> _Stored data_:

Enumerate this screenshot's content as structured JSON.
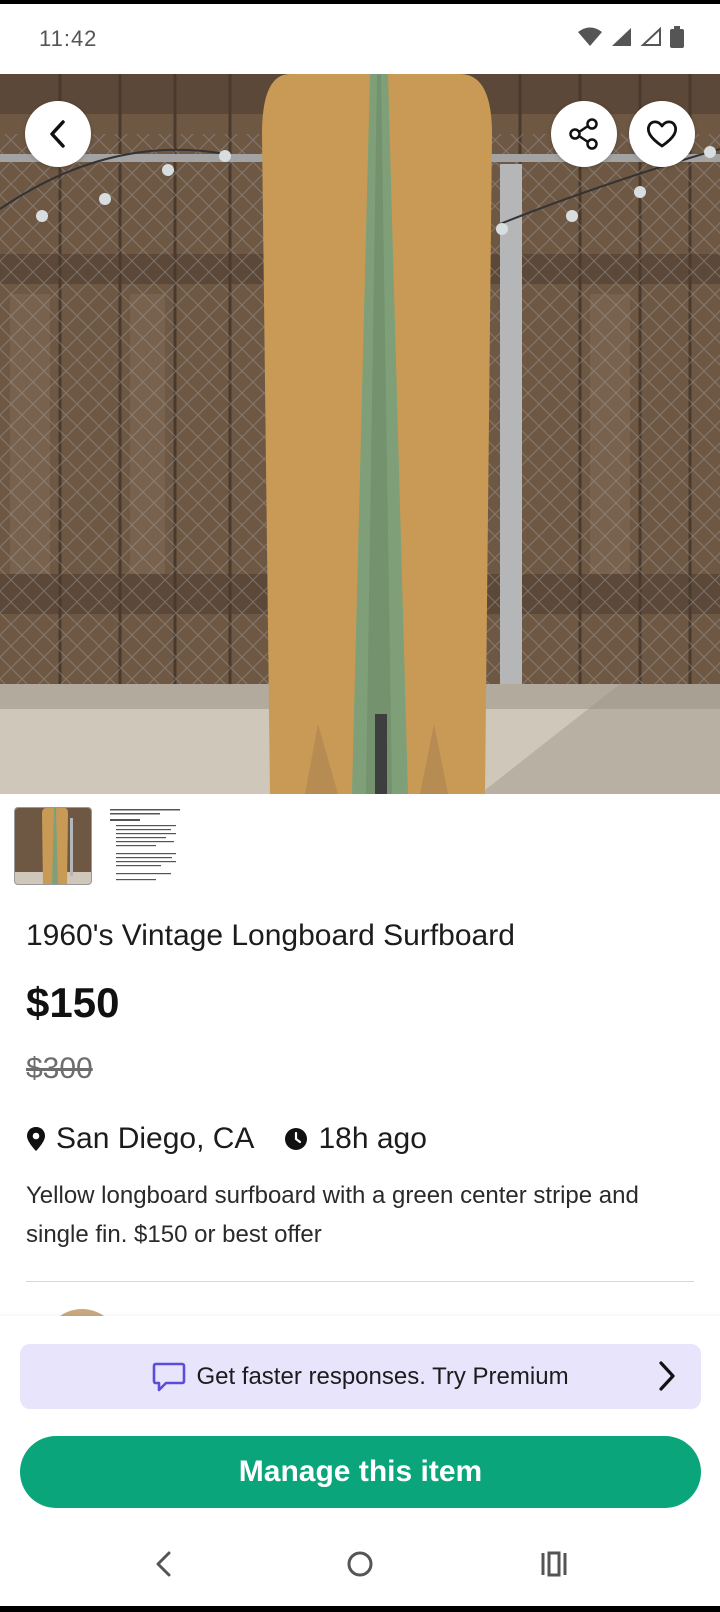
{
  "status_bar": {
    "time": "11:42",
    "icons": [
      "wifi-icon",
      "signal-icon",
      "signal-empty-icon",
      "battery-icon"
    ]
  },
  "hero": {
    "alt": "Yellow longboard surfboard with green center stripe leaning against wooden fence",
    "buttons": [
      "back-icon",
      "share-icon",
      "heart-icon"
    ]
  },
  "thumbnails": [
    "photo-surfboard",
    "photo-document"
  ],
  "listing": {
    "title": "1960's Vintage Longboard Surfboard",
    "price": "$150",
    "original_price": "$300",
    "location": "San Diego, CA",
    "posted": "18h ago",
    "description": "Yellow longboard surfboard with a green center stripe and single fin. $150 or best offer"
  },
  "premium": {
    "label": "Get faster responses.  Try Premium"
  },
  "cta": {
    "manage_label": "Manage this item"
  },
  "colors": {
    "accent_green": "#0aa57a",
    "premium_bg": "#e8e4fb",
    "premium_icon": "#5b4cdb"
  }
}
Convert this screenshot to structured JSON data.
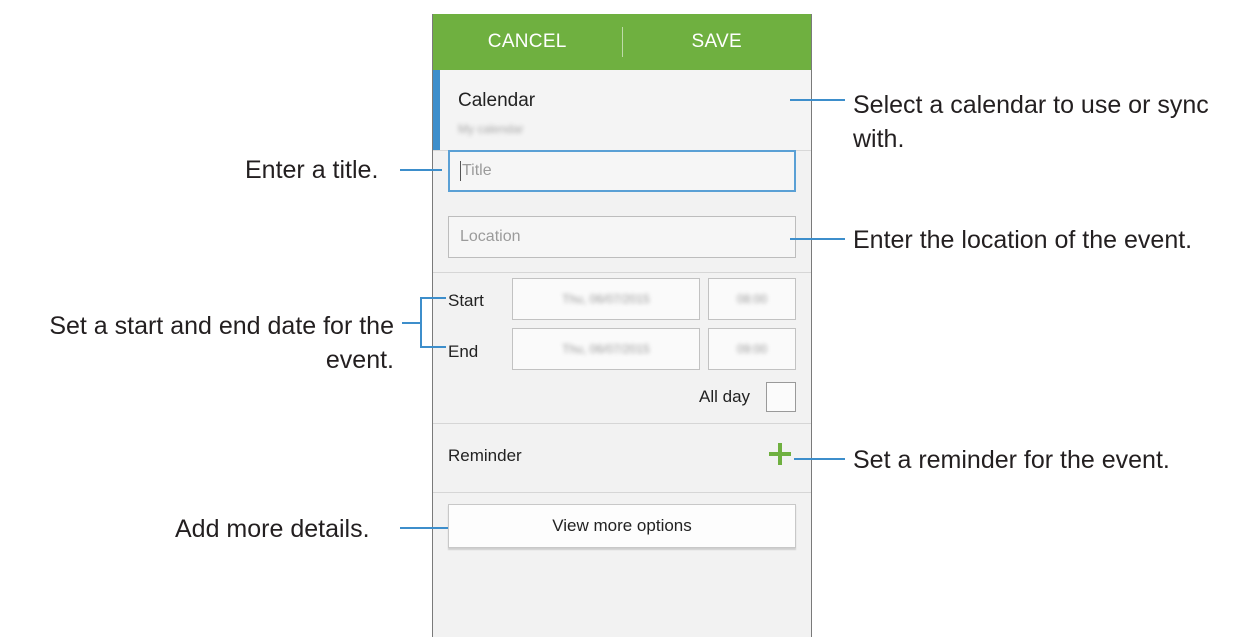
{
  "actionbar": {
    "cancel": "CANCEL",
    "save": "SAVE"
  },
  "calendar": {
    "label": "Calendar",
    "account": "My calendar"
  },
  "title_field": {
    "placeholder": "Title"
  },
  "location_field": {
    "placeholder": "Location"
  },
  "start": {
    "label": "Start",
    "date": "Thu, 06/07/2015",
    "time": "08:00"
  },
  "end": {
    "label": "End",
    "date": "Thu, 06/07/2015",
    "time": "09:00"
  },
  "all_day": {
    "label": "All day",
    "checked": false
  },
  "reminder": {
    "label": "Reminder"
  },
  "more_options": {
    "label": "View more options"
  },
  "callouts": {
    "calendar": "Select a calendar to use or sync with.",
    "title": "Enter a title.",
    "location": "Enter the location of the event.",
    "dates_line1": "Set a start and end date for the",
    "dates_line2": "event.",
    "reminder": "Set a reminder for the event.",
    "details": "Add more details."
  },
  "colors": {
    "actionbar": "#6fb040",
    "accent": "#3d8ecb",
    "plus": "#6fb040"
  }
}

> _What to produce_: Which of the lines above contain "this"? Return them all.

> _Reply_:
Enumerate this screenshot's content as structured JSON.
    "manage_label": "Manage this item"
Convert this screenshot to structured JSON data.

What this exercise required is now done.